Champagne, 100 minute dinner breaks and posh frocks all come to mind but there’s more than that to Grange Park Opera, the youngest of the Summer festivals.
Dynamic founder Wasfi Kani combines the rarefied activity of pedalling high-art to a well-heeled suburban audience with a sideline of taking quality musicals into prisons. It’s a staggering range of ambition. Pimlico Opera, which Kani founded in 1987, pre-dates Grange Park by a decade and, in addition to its community work in prisons, which it carries out on an annual basis, the company also tours to regional venues. You can’t say that Kani isn’t aiming at a diverse audience.
It doesn’t end there.

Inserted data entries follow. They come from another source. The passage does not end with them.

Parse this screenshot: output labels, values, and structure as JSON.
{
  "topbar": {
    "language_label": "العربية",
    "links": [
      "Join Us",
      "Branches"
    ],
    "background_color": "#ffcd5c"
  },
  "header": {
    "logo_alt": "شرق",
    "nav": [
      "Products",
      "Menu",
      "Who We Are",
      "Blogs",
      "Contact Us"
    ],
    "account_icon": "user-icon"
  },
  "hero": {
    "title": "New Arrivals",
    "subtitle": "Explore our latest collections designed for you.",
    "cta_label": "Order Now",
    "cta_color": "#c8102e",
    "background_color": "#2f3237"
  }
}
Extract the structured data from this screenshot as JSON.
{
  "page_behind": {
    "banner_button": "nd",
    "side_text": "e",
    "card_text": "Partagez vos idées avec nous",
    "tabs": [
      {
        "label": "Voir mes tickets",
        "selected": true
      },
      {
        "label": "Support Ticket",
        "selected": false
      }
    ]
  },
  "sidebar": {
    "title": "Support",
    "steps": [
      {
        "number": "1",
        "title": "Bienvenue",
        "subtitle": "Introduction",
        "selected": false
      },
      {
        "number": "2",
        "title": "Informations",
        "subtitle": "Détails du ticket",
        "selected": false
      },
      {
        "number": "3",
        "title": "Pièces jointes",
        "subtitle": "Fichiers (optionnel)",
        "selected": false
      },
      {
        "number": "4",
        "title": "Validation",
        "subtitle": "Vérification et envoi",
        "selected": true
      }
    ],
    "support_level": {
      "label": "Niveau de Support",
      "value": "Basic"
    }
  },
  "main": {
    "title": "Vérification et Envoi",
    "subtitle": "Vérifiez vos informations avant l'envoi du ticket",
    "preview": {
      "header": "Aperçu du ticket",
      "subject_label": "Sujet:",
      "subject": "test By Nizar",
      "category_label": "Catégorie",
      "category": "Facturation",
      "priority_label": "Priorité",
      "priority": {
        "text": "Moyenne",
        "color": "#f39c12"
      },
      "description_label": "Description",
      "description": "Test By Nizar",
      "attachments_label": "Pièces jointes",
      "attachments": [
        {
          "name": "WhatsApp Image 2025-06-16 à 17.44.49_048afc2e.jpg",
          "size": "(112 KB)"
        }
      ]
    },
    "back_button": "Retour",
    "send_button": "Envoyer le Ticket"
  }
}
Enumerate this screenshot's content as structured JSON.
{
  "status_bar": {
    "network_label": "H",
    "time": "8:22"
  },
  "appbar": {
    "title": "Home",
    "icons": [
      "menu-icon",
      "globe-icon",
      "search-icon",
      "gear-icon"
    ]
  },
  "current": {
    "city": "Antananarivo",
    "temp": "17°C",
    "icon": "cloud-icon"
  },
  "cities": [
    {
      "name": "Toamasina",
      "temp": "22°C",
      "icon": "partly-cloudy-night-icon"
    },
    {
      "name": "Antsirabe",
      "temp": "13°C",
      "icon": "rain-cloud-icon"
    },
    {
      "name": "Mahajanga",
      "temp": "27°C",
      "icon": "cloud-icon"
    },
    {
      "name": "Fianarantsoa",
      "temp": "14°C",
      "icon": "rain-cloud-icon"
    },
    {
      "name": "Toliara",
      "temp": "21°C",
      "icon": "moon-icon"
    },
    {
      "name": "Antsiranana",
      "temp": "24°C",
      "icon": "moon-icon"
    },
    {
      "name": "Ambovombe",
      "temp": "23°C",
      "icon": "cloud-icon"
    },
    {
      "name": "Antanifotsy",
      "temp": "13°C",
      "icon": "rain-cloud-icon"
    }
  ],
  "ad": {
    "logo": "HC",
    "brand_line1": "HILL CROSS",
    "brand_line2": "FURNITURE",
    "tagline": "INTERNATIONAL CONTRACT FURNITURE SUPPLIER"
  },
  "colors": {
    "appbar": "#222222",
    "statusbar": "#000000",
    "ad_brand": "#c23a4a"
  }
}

Grange Park Opera has spread out and for the last six years has been presenting its productions at Nevil Holt, a 400 year old house in Leicestershire. The market is still upper but they can’t be accused of confining their activities to just the affluent South East. The affluent midlands are now well catered for too.
When not conducting West Side Story at HMP Wandsworth (the prison project for 2009), Kani is just as pioneering catering for a less captive audience in the depths of leafy Hampshire. The Grange, an early 19th Century Greek revival house at Alresford, near Winchester, has an award-winning theatre seating 500 in its old orangery and this year it will host the UK Premiere of a 342 year old opera, Francesco Cavalli’s 1667 Eliogabalo.
With Covent Garden only last year mounting its first Cavalli opera, it’s a brave step for a company with considerably fewer resources but, if the gamble pays off, it should prove one of the operatic highlights of the year.
Like the better-known La Calisto, Eliogabalo harks back to the classical period, but this time instead of a mythological subject deals with a historical one, at least as historical as a 17th Century treatment gets. The title character was one of the more colourful Roman emperors, a bi-sexual who is reported to have said he never slept with the same woman twice just as he never wore the same clothes twice.
It’s a bawdy and lively work, shelved in Cavalli’s time and only finally produced five years ago by Ren Jacobs at La Monnaie, Brussels. Grange Park’s new staging is therefore a rare event and a thrilling prospect for lovers of early opera and those with a taste for adventure. A recording of the Jacobs production proves it to be every bit as beguiling as other works by a composer who is slowly creeping into the repertoire, alongside the already accepted work of his master Monteverdi.
I spoke to Grange Park’s David Fielding about the forthcoming production of Eliogabalo, which he will both direct and design. “Although I haven’t seen that much live, I find myself becoming obsessed with Cavalli,” he tells me. “Jane Glover rather dismissed this work in her book on the composer but I find it a quite extraordinary piece.” He describes how at a dinner party with Kani and Christian Curnyn (who will conduct the production) he played the Jacobs recording, which he’d streamed off the internet, and the three of them ended the evening completely smitten.
Fielding, distinguished as both director and designer (his stunning designs for Nicholas Hytner’s Xerxes at ENO are particularly memorable), is not alone in his obsession with the 17th Century Venetian. The composer seems to inspire adoration from a growing audience. David Alden, someone Fielding has collaborated with very successfully in the past, is also increasingly delving into the prolific composer’s catalogue (following his well-travelled Calisto, he has just directed Ercole l’amante in Amsterdam).
I ask Fielding what he thinks the appeal is for us today. “It’s a combination of extremes: debauchery and bawdiness, derived from the commedia dell’Arte and the politically quizzical,” he says, “It’s a microscope on society. It’s almost like seeing Tarantino on stage.”
“I’m fascinated by the character of Eliogabalo,” he enthuses, “he’s something of a gay icon perhaps best known to us in this country from the Alma-Tadema painting, where he poisons his guests with a shower of rose petals. But I like the ambiguity of his sexuality; it’s something I will play with in the production.” He says he would have preferred a counter-tenor for the role but has ended up with a mezzo, the Croatian Renata Pokupic.
He talks about the challenges of staging at the Grange theatre, where there is no flytower and limited wing space. “I haven’t looked too much into the details of the original stagings but of course in Cavalli’s time, they would have had very elaborate scenic effects, something like Cecil B de Mille,” he laughs. He is planning to give Eliogabalo a setting that “slides between Ancient Rome and contemporary society.”
Not surprisingly, Fielding doesn’t want to go into too much detail about his intentions but, with a track record of thrilling productions behind him, and a fascinating and beautiful score to work on, he should deliver a treat to Grange Park audiences this Summer.
The programme for the six week festival (running from early June to mid July) will also include Rigoletto, the under-performed Norma and Janacek’s gorgeous Cunning Little Vixen. There are tantalising previews of both the Eliogabalo production and Grange Park itself to be seen on Youtube.
Tickets for Grange Park Opera productions are available on 01962 73 73 66 from 16 March 2009.